Unsurprisingly, the response was one of boilerplate outrage, albeit with a truly classic quote from FBI deputy assistant director Steven Chabinsky: “We want to send a message that chaos on the internet is unacceptable.”

I’m hoping this one will go down in history with chestnuts like “a series of tubes” and “just don’t hold it that way.” Chabinsky continued in his interview with NPR:

…it’s entirely unacceptable to break into websites and commit unlawful acts.

The investigative opportunities that present themselves in this area are transnational. The resolution of these cases will involve international cooperation.
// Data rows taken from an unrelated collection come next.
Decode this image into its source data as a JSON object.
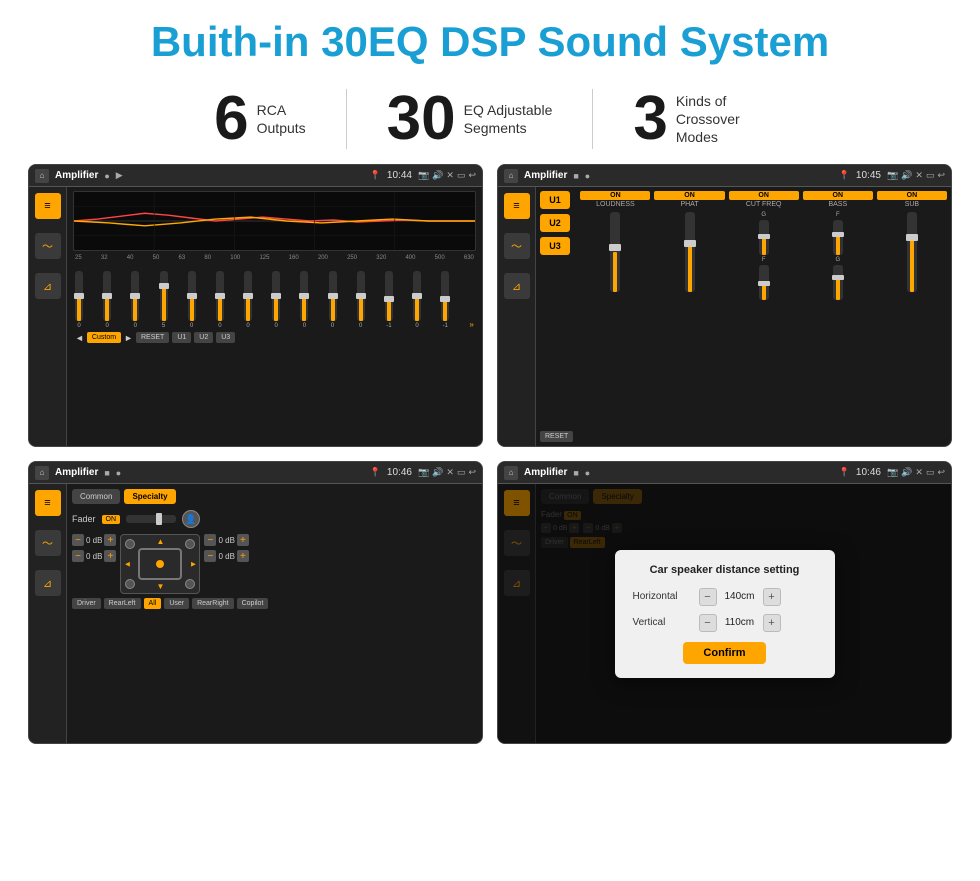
{
  "header": {
    "title": "Buith-in 30EQ DSP Sound System"
  },
  "stats": [
    {
      "number": "6",
      "label_line1": "RCA",
      "label_line2": "Outputs"
    },
    {
      "number": "30",
      "label_line1": "EQ Adjustable",
      "label_line2": "Segments"
    },
    {
      "number": "3",
      "label_line1": "Kinds of",
      "label_line2": "Crossover Modes"
    }
  ],
  "screens": {
    "screen1": {
      "title": "Amplifier",
      "time": "10:44",
      "eq_freqs": [
        "25",
        "32",
        "40",
        "50",
        "63",
        "80",
        "100",
        "125",
        "160",
        "200",
        "250",
        "320",
        "400",
        "500",
        "630"
      ],
      "eq_values": [
        "0",
        "0",
        "0",
        "5",
        "0",
        "0",
        "0",
        "0",
        "0",
        "0",
        "0",
        "-1",
        "0",
        "-1"
      ],
      "eq_presets": [
        "Custom",
        "RESET",
        "U1",
        "U2",
        "U3"
      ]
    },
    "screen2": {
      "title": "Amplifier",
      "time": "10:45",
      "channels": [
        "LOUDNESS",
        "PHAT",
        "CUT FREQ",
        "BASS",
        "SUB"
      ],
      "u_buttons": [
        "U1",
        "U2",
        "U3"
      ],
      "reset_label": "RESET"
    },
    "screen3": {
      "title": "Amplifier",
      "time": "10:46",
      "tabs": [
        "Common",
        "Specialty"
      ],
      "active_tab": "Specialty",
      "fader_label": "Fader",
      "fader_on": "ON",
      "db_values": [
        "0 dB",
        "0 dB",
        "0 dB",
        "0 dB"
      ],
      "bottom_buttons": [
        "Driver",
        "RearLeft",
        "All",
        "User",
        "RearRight",
        "Copilot"
      ]
    },
    "screen4": {
      "title": "Amplifier",
      "time": "10:46",
      "tabs": [
        "Common",
        "Specialty"
      ],
      "dialog": {
        "title": "Car speaker distance setting",
        "horizontal_label": "Horizontal",
        "horizontal_value": "140cm",
        "vertical_label": "Vertical",
        "vertical_value": "110cm",
        "confirm_label": "Confirm"
      }
    }
  }
}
The Internet has become so important to so many people that we have to ensure that the World Wide Web does not become the Wild Wild West.

Leaving aside the curious implication that the web was not always wild, his choice of words is interesting. “Transnational” and “international cooperation” imply a global alignment on internet issues that simply doesn’t exist, though I’m sure the well-established channels of international police cooperation function as advertised. Anonymous issued a response of sorts to Chabinsky’s words, in which they are a bit less optimistic.
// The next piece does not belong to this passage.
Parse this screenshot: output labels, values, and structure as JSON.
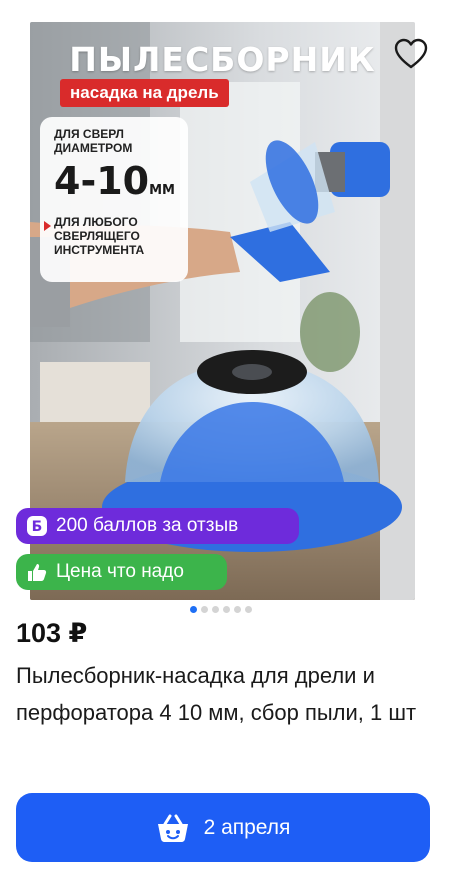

Tracking and collecting hackers of this type is like herding cats that move at the speed of light. The arms race in the detection/evading detection field is lopsided, and hackers are unquestionably at an enormous advantage. They’re savvy enough to avoid the pitfalls set for them by aging heads of security, and even cooperation at the level of internet providers is unlikely to be too effective. Besides, it’s survival of the fittest: script kiddies running LOIC on their mom’s unencrypted open wifi are going to get picked up while the shrewd hacker who pays for a Swedish VPN and codes his own tools won’t even be on the radar.
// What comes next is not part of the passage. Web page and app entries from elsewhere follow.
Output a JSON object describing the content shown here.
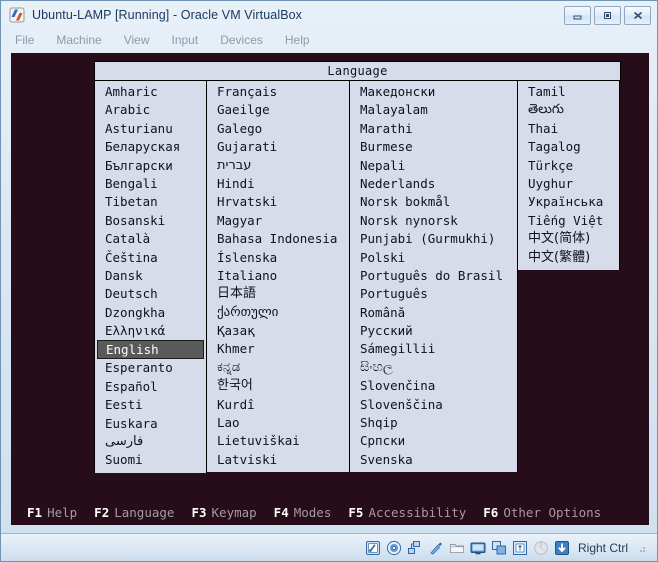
{
  "window": {
    "title": "Ubuntu-LAMP [Running] - Oracle VM VirtualBox",
    "icon": "virtualbox-icon",
    "buttons": {
      "minimize": "minimize-button",
      "restore": "restore-button",
      "close": "close-button"
    }
  },
  "menubar": {
    "items": [
      {
        "label": "File"
      },
      {
        "label": "Machine"
      },
      {
        "label": "View"
      },
      {
        "label": "Input"
      },
      {
        "label": "Devices"
      },
      {
        "label": "Help"
      }
    ]
  },
  "dialog": {
    "title": "Language",
    "selected": "English",
    "columns": [
      {
        "items": [
          "Amharic",
          "Arabic",
          "Asturianu",
          "Беларуская",
          "Български",
          "Bengali",
          "Tibetan",
          "Bosanski",
          "Català",
          "Čeština",
          "Dansk",
          "Deutsch",
          "Dzongkha",
          "Ελληνικά",
          "English",
          "Esperanto",
          "Español",
          "Eesti",
          "Euskara",
          "فارسی",
          "Suomi"
        ]
      },
      {
        "items": [
          "Français",
          "Gaeilge",
          "Galego",
          "Gujarati",
          "עברית",
          "Hindi",
          "Hrvatski",
          "Magyar",
          "Bahasa Indonesia",
          "Íslenska",
          "Italiano",
          "日本語",
          "ქართული",
          "Қазақ",
          "Khmer",
          "ಕನ್ನಡ",
          "한국어",
          "Kurdî",
          "Lao",
          "Lietuviškai",
          "Latviski"
        ]
      },
      {
        "items": [
          "Македонски",
          "Malayalam",
          "Marathi",
          "Burmese",
          "Nepali",
          "Nederlands",
          "Norsk bokmål",
          "Norsk nynorsk",
          "Punjabi (Gurmukhi)",
          "Polski",
          "Português do Brasil",
          "Português",
          "Română",
          "Русский",
          "Sámegillii",
          "සිංහල",
          "Slovenčina",
          "Slovenščina",
          "Shqip",
          "Српски",
          "Svenska"
        ]
      },
      {
        "items": [
          "Tamil",
          "తెలుగు",
          "Thai",
          "Tagalog",
          "Türkçe",
          "Uyghur",
          "Українська",
          "Tiếng Việt",
          "中文(简体)",
          "中文(繁體)"
        ]
      }
    ]
  },
  "function_keys": [
    {
      "key": "F1",
      "desc": "Help"
    },
    {
      "key": "F2",
      "desc": "Language"
    },
    {
      "key": "F3",
      "desc": "Keymap"
    },
    {
      "key": "F4",
      "desc": "Modes"
    },
    {
      "key": "F5",
      "desc": "Accessibility"
    },
    {
      "key": "F6",
      "desc": "Other Options"
    }
  ],
  "statusbar": {
    "icons": [
      "hard-disk-icon",
      "optical-disk-icon",
      "network-icon",
      "usb-icon",
      "shared-folders-icon",
      "display-icon",
      "remote-desktop-icon",
      "usb-controller-icon",
      "mouse-icon",
      "host-key-icon"
    ],
    "host_key": "Right Ctrl"
  },
  "colors": {
    "vm_background": "#270c19",
    "dialog_background": "#d7dcea",
    "selection_background": "#5a5a5a",
    "titlebar_text": "#17385c",
    "fkey_label": "#ffffff",
    "fkey_desc": "#a79aa2"
  }
}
The fun part is that all this hacking really isn’t even very sophisticated. I mean, it’s not something you can just pick up and do on a Sunday afternoon, but these people aren’t sneaking into access tunnels and jacking into corporate mainframes. They freely admit it; part of LulzSec’s mission was to show just how poorly protected much “secure” information is. This NATO hack (like many high-profile hacks recently) was accomplished with a little SQL injection, an embarrassing oversight by a security team that, if anything, should be far more circumspect in its work than the average security-conscious organization or company. I wouldn’t go so far to say that those who are so easily hacked deserve it, exactly, but they deserve the dressing down they get later. The Sony hacks, for instance, almost certainly harmed the consumers and as such are deplorable acts — but Sony is more deplorable for its irresponsibility and tone-deaf response.

It’s like leaving your bike unlocked on the street as a kid and coming back to find it gone. It’s not that you deserved to have your bike stolen, but you clearly don’t value it much if you don’t take even elementary precautions. You may not agree with the thief’s motives (probably mercenary), but they don’t have to be paragons of virtue to be the bearers of an important lesson: yes, this can happen to you.

To come back to Chabinsky’s claim that chaos on the Internet is unacceptable, though. Mr. Chabinsky, I admire your dedication to orderliness, but you may as well try to straighten out a rainbow. Chaos isn’t the problem — chaos is the point. I don’t envy anyone whose stated job is to reverse entropy.